I don’t know why so many people think Republicans are anti-women. Most supposed examples of Republican sexism completely fall apart upon closer examination:
A recent newsletter from the Republican Party in Medina County, Ohio, flagged by EMILY’s List, contains a specific attack on Democratic Rep. Betty Sutton: “Let’s take Betty Sutton out of the House and put her back in the kitchen.”
County GOP chairman Bill Heck told TPMDC that the newsletter was “an attention-getter” in terms of its political rhetoric. “I’m not sure that it was intended — in fact I’m positive that it was not in intended to be sexist,” said Heck. “In fact, it was speaking to the people of that district, and not intended to be a sexist comment.”
“I mean, I have a wife that was elected twice to county office, and once was a judge. I’ve got two daughters,” Heck added.
You see? Some of his best friends are women. He’s even married to one – and he allows her to work! Although it kind of sounds like he thinks the people in his district are sexist…
But when it comes to making a truly compelling case against Republican bigotry, it’s hard to top Jonah Goldberg:
First, here’s what I didn’t see [at the Cincinnati Tea Party rally]. I didn’t see a single racist or bigoted sign or hear a single such comment.
One of the more widespread anti-Tea Party arguments goes like this: Republicans didn’t protest very much when Bush ran up deficits and expanded government, so when Obama does the same thing (albeit on a far grander scale), Republican complaints can’t be sincere.

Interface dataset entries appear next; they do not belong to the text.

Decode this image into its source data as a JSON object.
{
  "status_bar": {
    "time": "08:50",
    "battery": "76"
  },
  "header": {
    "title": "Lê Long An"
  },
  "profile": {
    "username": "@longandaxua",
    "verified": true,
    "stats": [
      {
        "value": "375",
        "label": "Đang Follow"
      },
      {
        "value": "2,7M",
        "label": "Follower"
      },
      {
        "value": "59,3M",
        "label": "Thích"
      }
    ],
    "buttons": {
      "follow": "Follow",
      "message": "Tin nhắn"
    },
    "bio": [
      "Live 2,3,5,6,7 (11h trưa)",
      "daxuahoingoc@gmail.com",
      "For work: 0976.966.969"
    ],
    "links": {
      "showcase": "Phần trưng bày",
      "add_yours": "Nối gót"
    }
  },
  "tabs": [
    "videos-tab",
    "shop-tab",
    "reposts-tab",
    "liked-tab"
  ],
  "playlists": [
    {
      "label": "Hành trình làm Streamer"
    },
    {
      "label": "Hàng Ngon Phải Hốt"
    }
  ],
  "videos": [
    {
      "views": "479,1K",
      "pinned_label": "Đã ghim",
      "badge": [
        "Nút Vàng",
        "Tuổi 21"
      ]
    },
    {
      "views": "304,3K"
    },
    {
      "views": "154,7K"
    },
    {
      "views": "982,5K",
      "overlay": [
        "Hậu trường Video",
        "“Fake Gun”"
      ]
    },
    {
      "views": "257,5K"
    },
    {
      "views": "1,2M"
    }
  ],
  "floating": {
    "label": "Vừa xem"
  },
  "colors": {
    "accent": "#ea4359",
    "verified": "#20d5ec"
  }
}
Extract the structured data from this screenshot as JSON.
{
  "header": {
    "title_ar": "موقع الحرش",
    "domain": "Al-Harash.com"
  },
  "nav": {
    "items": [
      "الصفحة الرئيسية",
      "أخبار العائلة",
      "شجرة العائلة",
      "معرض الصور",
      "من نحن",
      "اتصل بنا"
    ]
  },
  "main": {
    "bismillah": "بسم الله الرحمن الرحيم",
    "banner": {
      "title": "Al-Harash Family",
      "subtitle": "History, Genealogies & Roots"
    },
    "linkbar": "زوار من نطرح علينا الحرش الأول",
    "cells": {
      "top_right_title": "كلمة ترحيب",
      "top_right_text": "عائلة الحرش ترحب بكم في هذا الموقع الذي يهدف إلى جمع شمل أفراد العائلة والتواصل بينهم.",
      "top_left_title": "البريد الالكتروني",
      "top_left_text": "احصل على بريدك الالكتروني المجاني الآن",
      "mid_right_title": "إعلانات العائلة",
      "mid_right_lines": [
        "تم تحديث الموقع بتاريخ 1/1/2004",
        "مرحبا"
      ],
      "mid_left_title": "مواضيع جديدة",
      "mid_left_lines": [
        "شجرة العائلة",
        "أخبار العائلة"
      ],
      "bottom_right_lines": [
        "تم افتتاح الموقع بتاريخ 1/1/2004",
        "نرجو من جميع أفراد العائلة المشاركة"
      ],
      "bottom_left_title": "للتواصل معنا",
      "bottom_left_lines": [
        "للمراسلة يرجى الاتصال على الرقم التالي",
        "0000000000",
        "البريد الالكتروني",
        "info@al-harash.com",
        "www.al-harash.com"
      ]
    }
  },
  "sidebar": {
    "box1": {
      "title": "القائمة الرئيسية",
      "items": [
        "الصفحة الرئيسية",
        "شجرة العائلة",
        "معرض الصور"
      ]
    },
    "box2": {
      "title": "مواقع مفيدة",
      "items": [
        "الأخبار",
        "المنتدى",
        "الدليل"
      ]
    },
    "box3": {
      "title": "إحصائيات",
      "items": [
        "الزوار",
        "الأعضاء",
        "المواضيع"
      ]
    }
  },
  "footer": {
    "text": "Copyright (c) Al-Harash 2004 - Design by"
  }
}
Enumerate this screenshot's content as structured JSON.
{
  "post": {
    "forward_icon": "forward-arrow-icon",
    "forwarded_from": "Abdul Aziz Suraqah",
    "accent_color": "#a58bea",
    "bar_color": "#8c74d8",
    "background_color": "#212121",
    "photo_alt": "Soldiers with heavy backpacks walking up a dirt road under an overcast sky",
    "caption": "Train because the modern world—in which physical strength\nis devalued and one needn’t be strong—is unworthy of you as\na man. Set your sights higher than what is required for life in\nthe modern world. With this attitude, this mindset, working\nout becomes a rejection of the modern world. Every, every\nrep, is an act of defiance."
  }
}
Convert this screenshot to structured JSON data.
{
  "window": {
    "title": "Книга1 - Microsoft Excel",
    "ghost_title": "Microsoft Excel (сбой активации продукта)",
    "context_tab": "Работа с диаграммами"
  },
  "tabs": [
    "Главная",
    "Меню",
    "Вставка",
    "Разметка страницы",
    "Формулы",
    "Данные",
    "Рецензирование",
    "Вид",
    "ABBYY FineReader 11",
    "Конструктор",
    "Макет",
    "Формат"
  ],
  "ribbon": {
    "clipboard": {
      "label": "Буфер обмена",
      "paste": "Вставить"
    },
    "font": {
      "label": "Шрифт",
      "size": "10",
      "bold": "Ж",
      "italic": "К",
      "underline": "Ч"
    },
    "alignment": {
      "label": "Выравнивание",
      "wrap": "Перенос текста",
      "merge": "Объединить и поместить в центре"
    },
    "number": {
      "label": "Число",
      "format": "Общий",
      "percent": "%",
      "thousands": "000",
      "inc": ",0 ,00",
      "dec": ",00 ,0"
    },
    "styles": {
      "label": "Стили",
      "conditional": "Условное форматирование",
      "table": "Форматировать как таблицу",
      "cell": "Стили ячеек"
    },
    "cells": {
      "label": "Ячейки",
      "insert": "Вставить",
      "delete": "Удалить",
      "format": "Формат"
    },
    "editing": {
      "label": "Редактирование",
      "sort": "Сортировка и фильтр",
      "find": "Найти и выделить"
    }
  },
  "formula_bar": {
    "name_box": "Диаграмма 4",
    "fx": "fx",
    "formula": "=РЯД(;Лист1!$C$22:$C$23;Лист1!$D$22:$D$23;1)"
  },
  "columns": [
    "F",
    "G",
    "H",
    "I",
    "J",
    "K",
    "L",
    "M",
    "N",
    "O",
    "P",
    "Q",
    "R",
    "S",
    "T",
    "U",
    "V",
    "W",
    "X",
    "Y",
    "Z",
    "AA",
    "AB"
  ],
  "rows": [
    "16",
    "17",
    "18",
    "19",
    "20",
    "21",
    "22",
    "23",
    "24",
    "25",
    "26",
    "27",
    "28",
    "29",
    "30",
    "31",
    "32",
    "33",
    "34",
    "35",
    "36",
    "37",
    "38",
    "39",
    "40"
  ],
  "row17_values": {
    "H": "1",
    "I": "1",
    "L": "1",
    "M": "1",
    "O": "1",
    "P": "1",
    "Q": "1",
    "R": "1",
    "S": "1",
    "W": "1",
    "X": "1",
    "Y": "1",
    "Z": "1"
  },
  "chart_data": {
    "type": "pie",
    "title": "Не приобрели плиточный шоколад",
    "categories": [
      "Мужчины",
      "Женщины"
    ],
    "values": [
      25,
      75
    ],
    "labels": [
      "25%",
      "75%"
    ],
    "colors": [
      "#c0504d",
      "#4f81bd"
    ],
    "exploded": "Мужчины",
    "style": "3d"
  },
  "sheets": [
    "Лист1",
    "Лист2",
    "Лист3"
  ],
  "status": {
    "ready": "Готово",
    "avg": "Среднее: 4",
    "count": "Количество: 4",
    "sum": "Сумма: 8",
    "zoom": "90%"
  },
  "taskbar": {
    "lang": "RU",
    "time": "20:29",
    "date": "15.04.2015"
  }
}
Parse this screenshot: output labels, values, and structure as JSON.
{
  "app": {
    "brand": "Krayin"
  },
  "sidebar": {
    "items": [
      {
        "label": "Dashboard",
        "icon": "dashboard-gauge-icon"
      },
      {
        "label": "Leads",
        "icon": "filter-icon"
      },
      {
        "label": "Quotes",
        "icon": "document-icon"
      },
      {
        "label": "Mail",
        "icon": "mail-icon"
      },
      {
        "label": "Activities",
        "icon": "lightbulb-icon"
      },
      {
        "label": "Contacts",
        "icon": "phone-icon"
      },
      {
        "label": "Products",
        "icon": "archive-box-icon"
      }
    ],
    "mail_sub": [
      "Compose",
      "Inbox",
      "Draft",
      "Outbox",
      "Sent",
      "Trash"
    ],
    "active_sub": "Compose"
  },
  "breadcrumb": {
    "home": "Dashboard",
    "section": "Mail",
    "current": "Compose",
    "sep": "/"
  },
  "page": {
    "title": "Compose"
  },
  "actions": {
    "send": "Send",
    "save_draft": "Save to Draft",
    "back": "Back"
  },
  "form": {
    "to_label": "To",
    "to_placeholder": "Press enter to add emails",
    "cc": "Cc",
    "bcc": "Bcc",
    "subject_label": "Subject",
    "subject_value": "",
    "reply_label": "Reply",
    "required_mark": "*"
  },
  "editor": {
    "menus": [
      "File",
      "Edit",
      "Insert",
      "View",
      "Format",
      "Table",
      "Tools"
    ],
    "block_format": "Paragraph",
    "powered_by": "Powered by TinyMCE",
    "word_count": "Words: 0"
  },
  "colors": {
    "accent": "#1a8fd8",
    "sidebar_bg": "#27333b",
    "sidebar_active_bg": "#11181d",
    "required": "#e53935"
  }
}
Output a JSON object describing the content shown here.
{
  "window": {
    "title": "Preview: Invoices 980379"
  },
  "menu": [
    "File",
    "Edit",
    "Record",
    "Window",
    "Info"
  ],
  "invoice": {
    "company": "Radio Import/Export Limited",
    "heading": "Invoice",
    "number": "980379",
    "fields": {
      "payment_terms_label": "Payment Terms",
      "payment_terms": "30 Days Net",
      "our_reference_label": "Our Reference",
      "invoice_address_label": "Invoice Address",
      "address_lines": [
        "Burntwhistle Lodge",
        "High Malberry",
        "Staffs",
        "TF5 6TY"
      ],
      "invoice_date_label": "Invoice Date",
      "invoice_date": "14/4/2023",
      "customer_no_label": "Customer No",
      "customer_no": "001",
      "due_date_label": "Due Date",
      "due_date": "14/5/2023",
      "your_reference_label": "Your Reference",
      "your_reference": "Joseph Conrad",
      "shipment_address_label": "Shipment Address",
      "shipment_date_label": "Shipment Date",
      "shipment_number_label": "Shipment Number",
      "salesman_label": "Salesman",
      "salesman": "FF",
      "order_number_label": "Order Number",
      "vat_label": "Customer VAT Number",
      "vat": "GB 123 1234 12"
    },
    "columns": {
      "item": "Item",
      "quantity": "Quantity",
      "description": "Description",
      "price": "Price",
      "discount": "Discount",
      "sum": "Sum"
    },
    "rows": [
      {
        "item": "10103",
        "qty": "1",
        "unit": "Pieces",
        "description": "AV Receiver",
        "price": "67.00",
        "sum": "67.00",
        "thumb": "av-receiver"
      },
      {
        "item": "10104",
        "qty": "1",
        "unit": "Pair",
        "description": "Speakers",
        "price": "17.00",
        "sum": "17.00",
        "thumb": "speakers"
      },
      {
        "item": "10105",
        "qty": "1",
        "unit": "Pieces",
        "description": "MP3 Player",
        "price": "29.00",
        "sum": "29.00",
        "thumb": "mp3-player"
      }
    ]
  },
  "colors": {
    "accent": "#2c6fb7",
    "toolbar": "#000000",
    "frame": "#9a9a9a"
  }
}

This lazy sophistry opens the door to liberals’ preferred argument: racism. “No student of American history,” writes Paul Butler in The New York Times, “would be surprised to learn that when the United States elects its first non-white President, a strong anti-government movement rises up.”
I speak for many who have actually spoken to Tea Partiers when I say that is slanderous hogwash.
Well, that’s a relief. To think that we all foolishly believed the teabaggers are racist because they suddenly discovered their commitment to the Constitution and small government the second a Democrat became President, and not because they’re brandishing pictures of Obama with a bone through his nose.
Jonah then goes on to explain that maybe a tiny bit of the teabaggers’ inconsistency is due to partisanship; the rest is their choice to “prioritize supporting Bush — often in the face of far nastier attacks than Obama has received — over ideological purity” (which is nothing like partisanship) and a determination to not be fooled again after giving a Republican President a free pass (again, nothing like partisanship).
So, to sum up: You can’t be sexist if you’re married, and you can’t be racist if you’re mindlessly partisan and Jonah can’t read your signs. Or something.